The United Nations is predicting that a record 274 million people – who together would amount to the world’s fourth most-populous country – will require emergency humanitarian aid next year in countries like Afghanistan, Ethiopia, Myanmar, Syria and Yemen which face a raft of challenges including war, insecurity, hunger, climate change and the coronavirus pandemic.
- The Office for the Coordination of Humanitarian Affairs, in its annual overview of future needs, is projecting a 17% jump in the number of people who will need urgent assistance in 2022, and is appealing to donors to provide a record $41 billion to help 183 million people who are the most in need.
- The appeal pulls together needs from an array of U.N. agencies and their partners, and is likely to fall short of its ambitions. This year, donors provided over $17 billion for projects in last year’s Global Humanitarian Overview from OCHA, but funding has been less than half of the U.N. request for 2021.

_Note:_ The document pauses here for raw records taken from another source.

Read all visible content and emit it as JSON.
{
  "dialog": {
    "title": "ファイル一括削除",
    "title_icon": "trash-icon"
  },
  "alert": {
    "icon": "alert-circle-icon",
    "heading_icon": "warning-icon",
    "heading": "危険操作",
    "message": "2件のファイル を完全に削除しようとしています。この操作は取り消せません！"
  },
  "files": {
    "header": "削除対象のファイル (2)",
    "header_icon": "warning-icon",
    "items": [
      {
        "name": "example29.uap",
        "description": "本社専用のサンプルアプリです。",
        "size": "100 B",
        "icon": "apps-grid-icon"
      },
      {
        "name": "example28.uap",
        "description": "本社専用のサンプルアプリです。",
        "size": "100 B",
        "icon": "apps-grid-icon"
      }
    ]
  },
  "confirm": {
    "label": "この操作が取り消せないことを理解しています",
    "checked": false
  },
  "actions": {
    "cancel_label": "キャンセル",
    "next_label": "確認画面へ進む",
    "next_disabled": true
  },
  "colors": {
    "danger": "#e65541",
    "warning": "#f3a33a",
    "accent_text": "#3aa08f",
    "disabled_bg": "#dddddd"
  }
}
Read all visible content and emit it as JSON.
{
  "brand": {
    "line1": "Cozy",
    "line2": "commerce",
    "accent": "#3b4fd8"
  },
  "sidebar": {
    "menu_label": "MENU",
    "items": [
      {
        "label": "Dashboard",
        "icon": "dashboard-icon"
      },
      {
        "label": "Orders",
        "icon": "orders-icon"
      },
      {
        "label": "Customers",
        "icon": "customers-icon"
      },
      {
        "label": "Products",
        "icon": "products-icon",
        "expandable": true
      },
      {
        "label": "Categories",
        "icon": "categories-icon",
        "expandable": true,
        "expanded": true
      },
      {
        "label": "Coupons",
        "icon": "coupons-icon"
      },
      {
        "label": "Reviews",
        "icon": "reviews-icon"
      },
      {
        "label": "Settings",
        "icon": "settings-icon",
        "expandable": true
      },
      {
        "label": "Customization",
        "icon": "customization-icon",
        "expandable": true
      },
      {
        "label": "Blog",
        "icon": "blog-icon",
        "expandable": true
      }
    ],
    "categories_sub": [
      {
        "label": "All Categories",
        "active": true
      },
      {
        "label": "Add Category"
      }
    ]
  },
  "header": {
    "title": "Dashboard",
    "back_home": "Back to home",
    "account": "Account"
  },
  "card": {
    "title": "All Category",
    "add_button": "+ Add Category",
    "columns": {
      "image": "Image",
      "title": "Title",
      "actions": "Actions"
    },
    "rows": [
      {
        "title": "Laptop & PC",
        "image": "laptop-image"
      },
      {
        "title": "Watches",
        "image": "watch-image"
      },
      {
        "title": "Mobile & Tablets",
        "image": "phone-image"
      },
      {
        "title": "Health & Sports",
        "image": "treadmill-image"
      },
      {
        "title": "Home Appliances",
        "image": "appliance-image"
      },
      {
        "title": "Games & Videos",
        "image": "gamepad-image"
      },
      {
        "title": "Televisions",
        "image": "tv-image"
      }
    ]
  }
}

- The overview lays out country-specific plans for 30 countries, half of them in Africa, and most of the rest in the Middle East or Latin America.
- OCHA says more than 24 million people require life-saving assistance in Afghanistan, driven by conflict, political turmoil, the coronavirus, economic shocks and the worst drought in more than a generation.
SOURCE: The Indian Express